It all started in 2012 when she attended a Self Organized Learning Environment (SOLE) conference and returned to the classroom with a new outlook on learning and teaching. She convinced administrators at Providence Day School in Charlotte, North Carolina, to pilot iPads, and she created a paperless Spanish class called “Spanish Through Technology and Social Media.”

The course is nontraditional in its use of technology and social media to improve language proficiency in the areas of speaking, writing, reading and listening. It is project-based and culminates in a video project tied to themes, such as “social and cultural identity” or “life of an immigrant.”

For example, for the theme on “life of an immigrant,” Loyola’s students go into the Charlotte community and interview actual immigrants about their experiences. The students use apps such as Corkulous to organize ideas about an immigrant’s home country and SimpleMind to highlight things about the life of an immigrant. Finally, they download the video clips from the interviews to create an iMovie featured in a digital bulletin board, which they share with the class. 

The year after Loyola started the class, it was named one of the “5 Classes Most Likely to Pique Student Interest” by the Charlotte Observer’s South Park Magazine. Last spring, she was named ISTE Outstanding Teacher.

Lessons grounded in the ISTE Standards

Loyola doesn’t use tech for tech’s sake. She uses it to allow her students to achieve a higher level of learning. For instance, while her students do use iPads, rather than a pen and paper, to record information, they also use devices to build on existing knowledge and become more involved in their own education.

They are using technology to create, collaborate, communicate, research, make decisions and solve problems, all hallmarks of the ISTE Standards for Students.

“I’m not the sole possessor of knowledge spouting facts in front of the classroom.” she says. “I am their mentor and coach, and the students are in control of their own learning.”

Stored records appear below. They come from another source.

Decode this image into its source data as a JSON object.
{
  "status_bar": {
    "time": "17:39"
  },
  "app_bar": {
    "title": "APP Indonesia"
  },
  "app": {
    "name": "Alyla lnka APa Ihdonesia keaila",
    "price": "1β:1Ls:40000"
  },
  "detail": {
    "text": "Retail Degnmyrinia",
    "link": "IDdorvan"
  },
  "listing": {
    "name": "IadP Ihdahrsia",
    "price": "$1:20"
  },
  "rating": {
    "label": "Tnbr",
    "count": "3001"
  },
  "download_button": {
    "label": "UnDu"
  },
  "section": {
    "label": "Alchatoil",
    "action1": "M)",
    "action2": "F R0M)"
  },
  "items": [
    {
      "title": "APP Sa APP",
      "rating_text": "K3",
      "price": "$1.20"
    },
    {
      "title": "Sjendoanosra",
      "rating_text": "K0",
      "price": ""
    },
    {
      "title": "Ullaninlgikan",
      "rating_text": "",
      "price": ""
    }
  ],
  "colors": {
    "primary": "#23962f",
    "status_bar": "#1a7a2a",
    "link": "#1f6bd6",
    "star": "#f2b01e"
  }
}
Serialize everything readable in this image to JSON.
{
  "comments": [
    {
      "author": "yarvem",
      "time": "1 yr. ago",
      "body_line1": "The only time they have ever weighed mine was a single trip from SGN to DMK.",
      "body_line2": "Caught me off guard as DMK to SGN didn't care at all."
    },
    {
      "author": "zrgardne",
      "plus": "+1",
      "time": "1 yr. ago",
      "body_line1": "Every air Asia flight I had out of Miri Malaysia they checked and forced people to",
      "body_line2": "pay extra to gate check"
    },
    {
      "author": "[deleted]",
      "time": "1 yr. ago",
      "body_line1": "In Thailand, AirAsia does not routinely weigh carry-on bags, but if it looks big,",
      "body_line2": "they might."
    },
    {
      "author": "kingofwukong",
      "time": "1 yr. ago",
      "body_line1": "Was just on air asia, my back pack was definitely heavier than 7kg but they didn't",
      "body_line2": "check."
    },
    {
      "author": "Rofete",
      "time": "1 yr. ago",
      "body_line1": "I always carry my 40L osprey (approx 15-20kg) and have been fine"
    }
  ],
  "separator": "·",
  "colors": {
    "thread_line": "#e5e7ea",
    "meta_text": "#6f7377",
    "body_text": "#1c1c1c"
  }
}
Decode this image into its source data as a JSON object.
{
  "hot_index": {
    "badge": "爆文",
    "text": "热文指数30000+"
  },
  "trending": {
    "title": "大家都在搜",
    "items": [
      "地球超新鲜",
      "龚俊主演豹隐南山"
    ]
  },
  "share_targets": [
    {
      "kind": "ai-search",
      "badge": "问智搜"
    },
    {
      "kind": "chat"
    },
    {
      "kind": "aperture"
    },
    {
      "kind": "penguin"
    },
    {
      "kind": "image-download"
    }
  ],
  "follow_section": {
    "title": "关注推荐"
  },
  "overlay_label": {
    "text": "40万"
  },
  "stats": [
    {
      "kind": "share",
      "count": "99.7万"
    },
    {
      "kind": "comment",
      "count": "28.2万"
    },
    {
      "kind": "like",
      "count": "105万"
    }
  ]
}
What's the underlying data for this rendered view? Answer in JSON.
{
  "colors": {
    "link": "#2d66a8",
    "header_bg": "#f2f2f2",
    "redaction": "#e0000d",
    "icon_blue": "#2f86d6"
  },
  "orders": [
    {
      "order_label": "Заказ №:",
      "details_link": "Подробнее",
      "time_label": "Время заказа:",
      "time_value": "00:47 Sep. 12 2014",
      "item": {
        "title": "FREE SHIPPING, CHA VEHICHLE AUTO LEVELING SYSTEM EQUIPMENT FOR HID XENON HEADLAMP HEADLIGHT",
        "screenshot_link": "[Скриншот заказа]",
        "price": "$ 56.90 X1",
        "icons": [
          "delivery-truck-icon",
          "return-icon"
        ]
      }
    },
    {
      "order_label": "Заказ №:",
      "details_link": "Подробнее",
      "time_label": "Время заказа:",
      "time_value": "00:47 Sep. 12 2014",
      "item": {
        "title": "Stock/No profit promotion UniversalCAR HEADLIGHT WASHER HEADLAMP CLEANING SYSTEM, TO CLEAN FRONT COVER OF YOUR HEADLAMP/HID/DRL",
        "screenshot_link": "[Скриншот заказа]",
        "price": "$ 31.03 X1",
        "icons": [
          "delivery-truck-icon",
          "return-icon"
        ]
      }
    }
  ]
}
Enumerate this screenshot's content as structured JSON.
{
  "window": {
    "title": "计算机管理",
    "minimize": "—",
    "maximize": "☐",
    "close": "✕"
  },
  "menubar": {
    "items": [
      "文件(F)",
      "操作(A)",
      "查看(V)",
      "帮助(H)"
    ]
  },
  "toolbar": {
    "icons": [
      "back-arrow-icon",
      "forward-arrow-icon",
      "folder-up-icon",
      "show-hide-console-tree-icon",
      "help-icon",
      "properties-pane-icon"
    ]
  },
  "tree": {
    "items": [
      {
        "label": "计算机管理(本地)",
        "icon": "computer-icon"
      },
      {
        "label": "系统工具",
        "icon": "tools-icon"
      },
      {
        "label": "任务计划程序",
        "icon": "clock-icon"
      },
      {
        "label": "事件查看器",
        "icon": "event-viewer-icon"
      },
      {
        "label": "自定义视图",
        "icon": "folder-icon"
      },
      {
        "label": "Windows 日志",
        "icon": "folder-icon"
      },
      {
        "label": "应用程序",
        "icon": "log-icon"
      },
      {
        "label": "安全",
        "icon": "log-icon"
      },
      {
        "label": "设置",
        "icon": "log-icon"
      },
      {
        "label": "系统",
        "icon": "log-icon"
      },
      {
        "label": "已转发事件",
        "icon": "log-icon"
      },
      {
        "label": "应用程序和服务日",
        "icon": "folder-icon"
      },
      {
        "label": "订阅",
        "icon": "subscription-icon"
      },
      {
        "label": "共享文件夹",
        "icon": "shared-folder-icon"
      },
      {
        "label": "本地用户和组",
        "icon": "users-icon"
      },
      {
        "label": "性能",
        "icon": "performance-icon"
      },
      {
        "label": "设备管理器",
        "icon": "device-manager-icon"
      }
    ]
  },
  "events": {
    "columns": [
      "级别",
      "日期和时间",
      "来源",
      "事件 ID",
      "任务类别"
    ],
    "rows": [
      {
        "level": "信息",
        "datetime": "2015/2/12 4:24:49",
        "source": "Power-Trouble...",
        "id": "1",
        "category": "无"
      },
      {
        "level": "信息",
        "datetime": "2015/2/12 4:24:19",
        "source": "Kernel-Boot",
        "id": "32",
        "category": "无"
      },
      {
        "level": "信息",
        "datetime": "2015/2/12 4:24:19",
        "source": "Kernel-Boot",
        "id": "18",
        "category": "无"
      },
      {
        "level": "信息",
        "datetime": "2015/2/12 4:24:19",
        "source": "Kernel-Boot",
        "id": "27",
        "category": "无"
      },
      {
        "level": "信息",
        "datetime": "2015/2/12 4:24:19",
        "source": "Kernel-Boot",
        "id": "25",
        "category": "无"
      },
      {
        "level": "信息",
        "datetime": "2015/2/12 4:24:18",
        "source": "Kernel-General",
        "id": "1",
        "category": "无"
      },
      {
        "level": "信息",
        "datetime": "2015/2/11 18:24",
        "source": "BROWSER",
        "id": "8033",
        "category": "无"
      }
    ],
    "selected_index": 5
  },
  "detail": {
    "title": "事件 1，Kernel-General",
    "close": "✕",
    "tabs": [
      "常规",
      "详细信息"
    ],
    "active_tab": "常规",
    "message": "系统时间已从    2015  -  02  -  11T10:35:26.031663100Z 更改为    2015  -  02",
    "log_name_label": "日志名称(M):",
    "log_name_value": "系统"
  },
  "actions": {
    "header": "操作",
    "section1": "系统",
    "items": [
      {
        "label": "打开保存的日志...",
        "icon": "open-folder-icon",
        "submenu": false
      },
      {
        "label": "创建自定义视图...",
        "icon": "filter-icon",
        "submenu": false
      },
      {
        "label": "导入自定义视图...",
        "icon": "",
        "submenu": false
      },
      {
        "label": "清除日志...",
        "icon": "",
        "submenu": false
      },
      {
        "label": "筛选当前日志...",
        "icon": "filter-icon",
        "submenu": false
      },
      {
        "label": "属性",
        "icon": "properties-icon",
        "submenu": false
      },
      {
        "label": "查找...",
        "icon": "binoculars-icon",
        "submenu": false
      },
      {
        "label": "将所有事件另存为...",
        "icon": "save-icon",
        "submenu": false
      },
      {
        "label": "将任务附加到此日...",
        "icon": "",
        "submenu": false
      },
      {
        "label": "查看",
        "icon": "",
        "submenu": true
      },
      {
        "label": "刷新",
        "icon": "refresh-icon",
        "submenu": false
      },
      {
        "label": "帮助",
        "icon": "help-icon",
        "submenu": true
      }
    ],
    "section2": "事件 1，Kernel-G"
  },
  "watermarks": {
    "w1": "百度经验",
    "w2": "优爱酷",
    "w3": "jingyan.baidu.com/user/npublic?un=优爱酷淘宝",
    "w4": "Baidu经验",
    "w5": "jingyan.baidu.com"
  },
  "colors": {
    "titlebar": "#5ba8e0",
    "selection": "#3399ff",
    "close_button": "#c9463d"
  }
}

The rewards for this personalized learning approach are immense, she says. “I feel that in many ways I, too, have become a student again, as I constantly search for imaginative ways to enhance my teaching and student learning.”

Digital citizenship is a key for successful tech integration

Devices in the classroom don’t come without challenges. Students can become easily districted if there aren’t clear parameters, and of course, there’s cyber-bullying and the danger that students become so engaged in tech that they forget to be present in their lives.

To combat these digital age challenges, Loyola says Providence Day School has a digital citizenship campaign to help manage the potential problems. When the internet first appeared in schools, she says, there weren’t many rules because educators weren’t sure what the rules should be. As schools continue to become better at managing students and technology, the rewards far outweigh the challenges.

“I absolutely refuse to use a textbook to meet my pedagogical goals, and enjoy showing my colleagues at Providence Day and beyond how this is possible,” she says.

Sharing tech skills and insights with others is one of the essential indicators of the ISTE Standards for Teachers, which also advise educators to inspire student learning and creativity, design digital age learning experiences, and model digital age work and learning, among others.

She relishes opportunities to help other teachers and is active in the ISTE community. In fact, it was at an ISTE conference that she was approached by Huffington Post’s “A Teacher Like You” campaign and was subsequently featured in an article about why people are passionate about teaching.

Beyond assisting her colleagues at Providence Day School, Loyola has written articles about ed tech for Edutopia and Huffington Post and has presented conferences, including iPad Summit in Boston.

“One thing that’s really reinvigorated me as a teacher is to realize I am an early adopter with educational technology,” she says. “It’s pushed me to write articles that highlight using technology in classrooms in general. Writing is one of the unexpected things that has come out of my experience with ed tech and has been really fulfilling.”

ISTE is looking for educators like Sarah Loyola who are transforming education using technology! Are you one? Apply for an ISTE Award before Feb. 29.

Photo by Logan Cyrus